Grand Traverse Bay freezes over for first time since 2015
GRAND TRAVERSE COUNTY, Mich. (WPBN/WGTU) -- On Tuesday, The Watershed Center declared the bay frozen over, which hasn't happened for the past two winters.
The ice goes all the way past Power Island, which is how The Watershed Center makes the determination that it's frozen over.
“Really the last two weeks we've almost doubled the amount of ice on the Great Lakes,” said Lt. Ted Borny with Coast Guard Air Station Traverse City.
Consistently cold temperatures along with calm conditions caused the bay to freeze over in a matter of days.
“We've got approximately 70% coverage on all of the Great Lakes and 53% coverage here on Lake Michigan,” said Borny.
A view from a Coast Guard helicopter shows how suddenly it can go from ice to open water.
“You really don't know what kind of ice you're getting onto,” said Borny. “Some areas could be thicker than others and even within a matter of feet that can change dramatically so without doing a good test of the ice it could be really dangerous even in some places that may seem safe.”
The Coast Guard reminds people to think of the acronym I.C.E. before heading out. Information, clothing, and equipment are what you need to remember, saying preparation in those areas is key.
“It's really important to know the conditions before you go out,” said Borny. “Going out on the ice can be a great recreational activity however it comes with a lot of potential dangers.”
Borny says to let someone know where you’re going, wear bright and warm clothing, but perhaps most important is a sound or signaling device.
“Since December 2017 we’ve had more than 40 ice rescue cases in the Coast Guard and some of our greatest success has been when people have had noise and signaling devices that were able to track the Coast Guard’s attention,” said Borny.
It's less common for the bay to freeze over than it used to be, according to The Watershed Center since 1990 it only happens about 30 percent of the time. But a century ago, it was about 90 percent of winters.
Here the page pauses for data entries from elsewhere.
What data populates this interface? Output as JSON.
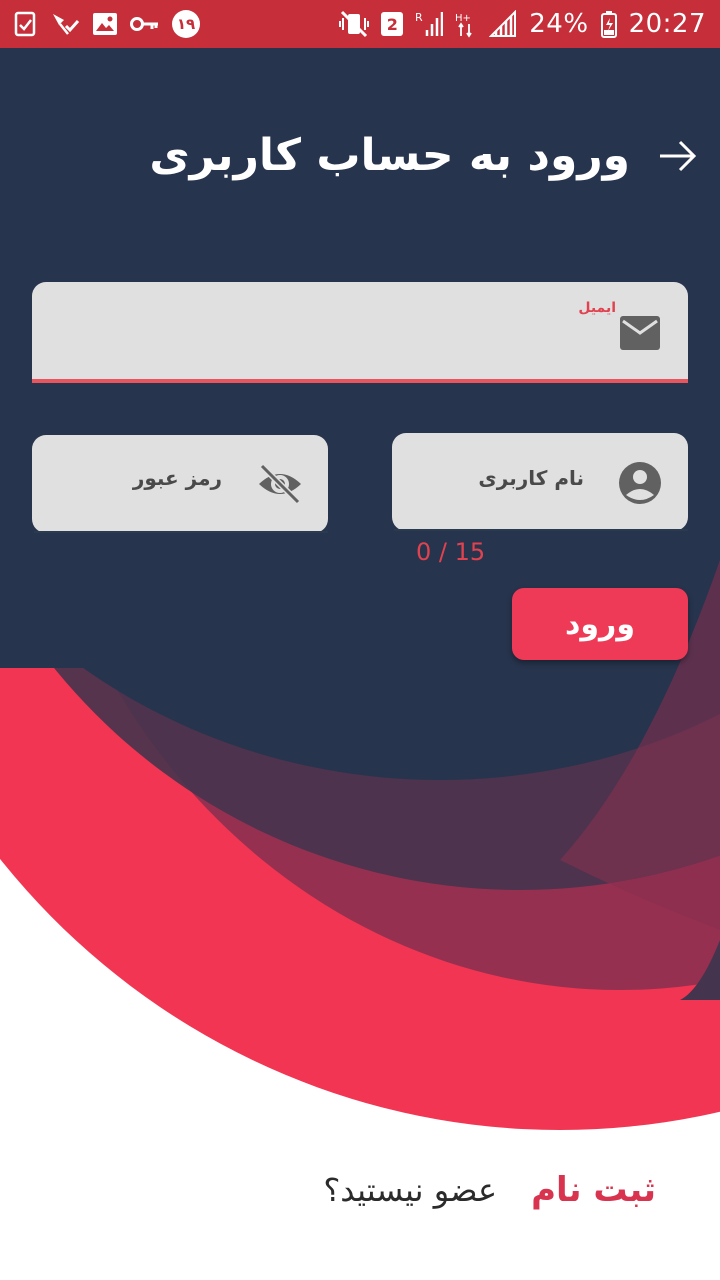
{
  "status_bar": {
    "notification_count": "۱۹",
    "sim_slot": "2",
    "network_type": "H+",
    "roaming": "R",
    "battery": "24%",
    "time": "20:27"
  },
  "header": {
    "title": "ورود به حساب کاربری",
    "back_icon": "arrow-right-icon"
  },
  "form": {
    "email": {
      "label": "ایمیل",
      "value": "",
      "icon": "mail-icon"
    },
    "username": {
      "label": "نام کاربری",
      "counter": "0 / 15",
      "icon": "account-circle-icon"
    },
    "password": {
      "label": "رمز عبور",
      "icon": "eye-off-icon"
    },
    "login_label": "ورود"
  },
  "footer": {
    "not_member": "عضو نیستید؟",
    "register": "ثبت نام"
  },
  "colors": {
    "navy": "#27344d",
    "accent": "#ef3a57",
    "status_bar": "#c62f3a",
    "field": "#e0e0e0"
  }
}
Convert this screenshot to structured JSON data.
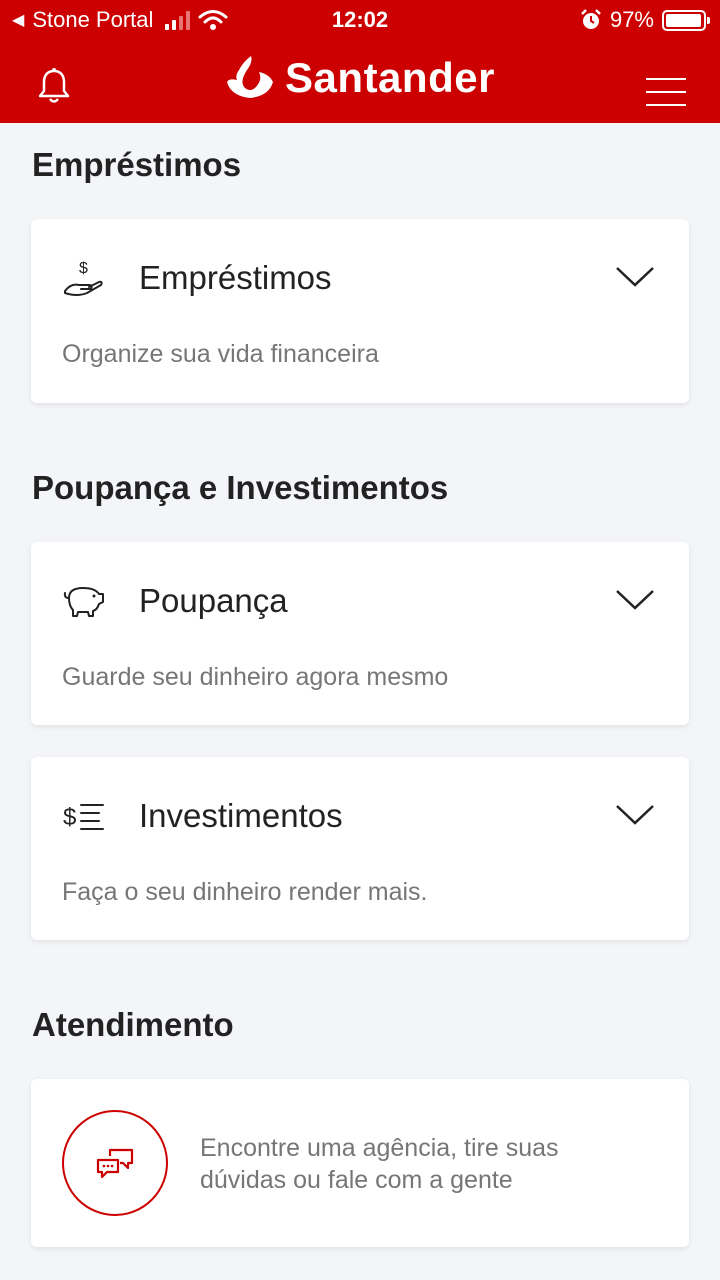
{
  "status_bar": {
    "back_app": "Stone Portal",
    "time": "12:02",
    "battery": "97%",
    "battery_level": 0.97
  },
  "header": {
    "brand": "Santander",
    "icons": [
      "bell-icon",
      "santander-flame-logo",
      "hamburger-menu-icon"
    ],
    "accent_color": "#cc0000"
  },
  "sections": {
    "loans": {
      "title": "Empréstimos",
      "card": {
        "icon": "hand-dollar-icon",
        "title": "Empréstimos",
        "description": "Organize sua vida financeira"
      }
    },
    "savings": {
      "title": "Poupança e Investimentos",
      "cards": [
        {
          "icon": "piggy-bank-icon",
          "title": "Poupança",
          "description": "Guarde seu dinheiro agora mesmo"
        },
        {
          "icon": "dollar-list-icon",
          "title": "Investimentos",
          "description": "Faça o seu dinheiro render mais."
        }
      ]
    },
    "support": {
      "title": "Atendimento",
      "card": {
        "icon": "chat-bubbles-icon",
        "description": "Encontre uma agência, tire suas dúvidas ou fale com a gente"
      }
    }
  }
}
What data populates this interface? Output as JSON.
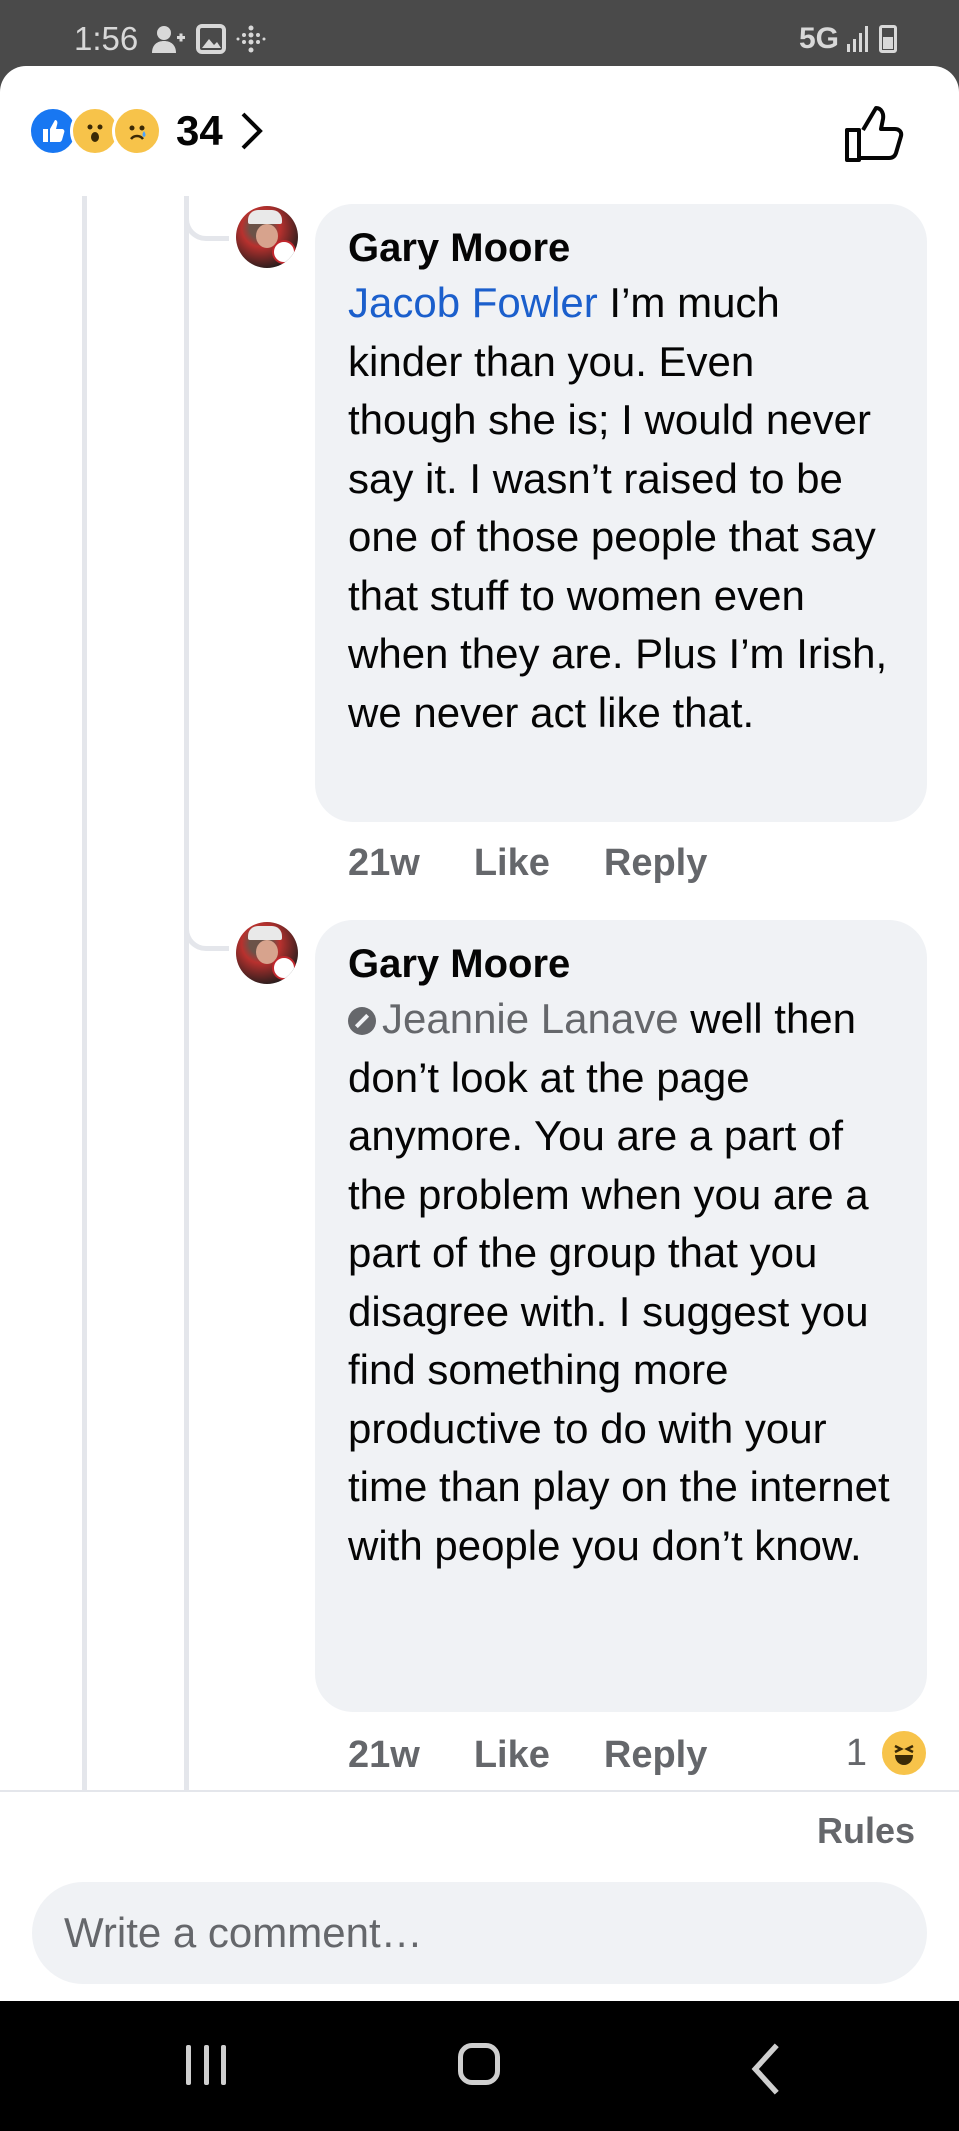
{
  "status_bar": {
    "time": "1:56",
    "network": "5G",
    "icons": [
      "add-contact-icon",
      "gallery-icon",
      "dots-grid-icon",
      "signal-icon",
      "battery-icon"
    ]
  },
  "header": {
    "reaction_count": "34",
    "reactions": [
      "like",
      "wow",
      "sad"
    ]
  },
  "comments": [
    {
      "author": "Gary Moore",
      "mention": "Jacob Fowler",
      "text": " I’m much kinder than you. Even though she is; I would never say it. I wasn’t raised to be one of those people that say that stuff to women even when they are. Plus I’m Irish, we never act like that.",
      "time": "21w",
      "like_label": "Like",
      "reply_label": "Reply"
    },
    {
      "author": "Gary Moore",
      "mention": "Jeannie Lanave",
      "text": " well then don’t look at the page anymore. You are a part of the problem when you are a part of the group that you disagree with. I suggest you find something more productive to do with your time than play on the internet with people you don’t know.",
      "time": "21w",
      "like_label": "Like",
      "reply_label": "Reply",
      "reaction_count": "1",
      "reaction": "haha"
    }
  ],
  "composer": {
    "rules_label": "Rules",
    "placeholder": "Write a comment…"
  },
  "colors": {
    "mention_blue": "#1b5fcc",
    "bubble_bg": "#f0f2f5",
    "like_blue": "#1877f2",
    "secondary_text": "#65676b"
  }
}
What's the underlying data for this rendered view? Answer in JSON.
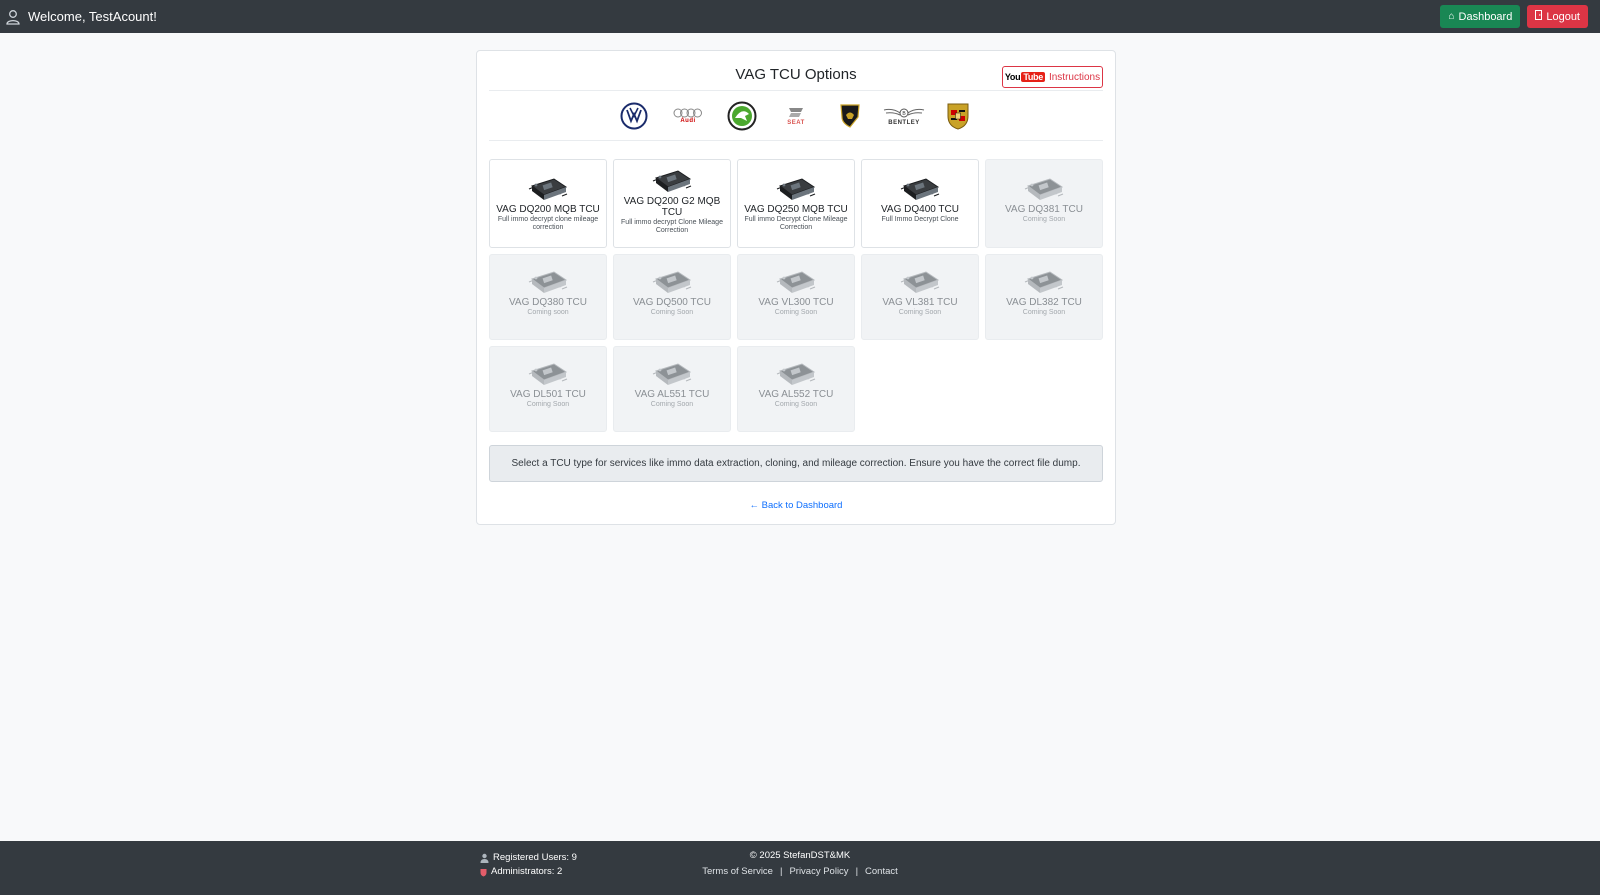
{
  "header": {
    "welcome": "Welcome, TestAcount!",
    "dashboard_label": "Dashboard",
    "logout_label": "Logout"
  },
  "page": {
    "title": "VAG TCU Options",
    "instructions_label": "Instructions",
    "youtube_you": "You",
    "youtube_tube": "Tube",
    "brands": [
      {
        "name": "volkswagen-logo",
        "text": ""
      },
      {
        "name": "audi-logo",
        "text": "Audi"
      },
      {
        "name": "skoda-logo",
        "text": ""
      },
      {
        "name": "seat-logo",
        "text": "SEAT"
      },
      {
        "name": "lamborghini-logo",
        "text": ""
      },
      {
        "name": "bentley-logo",
        "text": "BENTLEY"
      },
      {
        "name": "porsche-logo",
        "text": ""
      }
    ],
    "tiles": [
      {
        "name": "VAG DQ200 MQB TCU",
        "desc": "Full immo decrypt clone mileage correction",
        "enabled": true
      },
      {
        "name": "VAG DQ200 G2 MQB TCU",
        "desc": "Full immo decrypt Clone Mileage Correction",
        "enabled": true
      },
      {
        "name": "VAG DQ250 MQB TCU",
        "desc": "Full immo Decrypt Clone Mileage Correction",
        "enabled": true
      },
      {
        "name": "VAG DQ400 TCU",
        "desc": "Full Immo Decrypt Clone",
        "enabled": true
      },
      {
        "name": "VAG DQ381 TCU",
        "desc": "Coming Soon",
        "enabled": false
      },
      {
        "name": "VAG DQ380 TCU",
        "desc": "Coming soon",
        "enabled": false
      },
      {
        "name": "VAG DQ500 TCU",
        "desc": "Coming Soon",
        "enabled": false
      },
      {
        "name": "VAG VL300 TCU",
        "desc": "Coming Soon",
        "enabled": false
      },
      {
        "name": "VAG VL381 TCU",
        "desc": "Coming Soon",
        "enabled": false
      },
      {
        "name": "VAG DL382 TCU",
        "desc": "Coming Soon",
        "enabled": false
      },
      {
        "name": "VAG DL501 TCU",
        "desc": "Coming Soon",
        "enabled": false
      },
      {
        "name": "VAG AL551 TCU",
        "desc": "Coming Soon",
        "enabled": false
      },
      {
        "name": "VAG AL552 TCU",
        "desc": "Coming Soon",
        "enabled": false
      }
    ],
    "info_text": "Select a TCU type for services like immo data extraction, cloning, and mileage correction. Ensure you have the correct file dump.",
    "back_link": "← Back to Dashboard"
  },
  "footer": {
    "registered_users": "Registered Users: 9",
    "administrators": "Administrators: 2",
    "copyright": "© 2025 StefanDST&MK",
    "links": [
      "Terms of Service",
      "Privacy Policy",
      "Contact"
    ]
  },
  "colors": {
    "header_bg": "#343a40",
    "dashboard_btn": "#198754",
    "logout_btn": "#dc3545",
    "link": "#0d6efd"
  }
}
The Watershed Center will continue to monitor conditions on the bay, but urges caution on all bodies of water, including East and West Bay.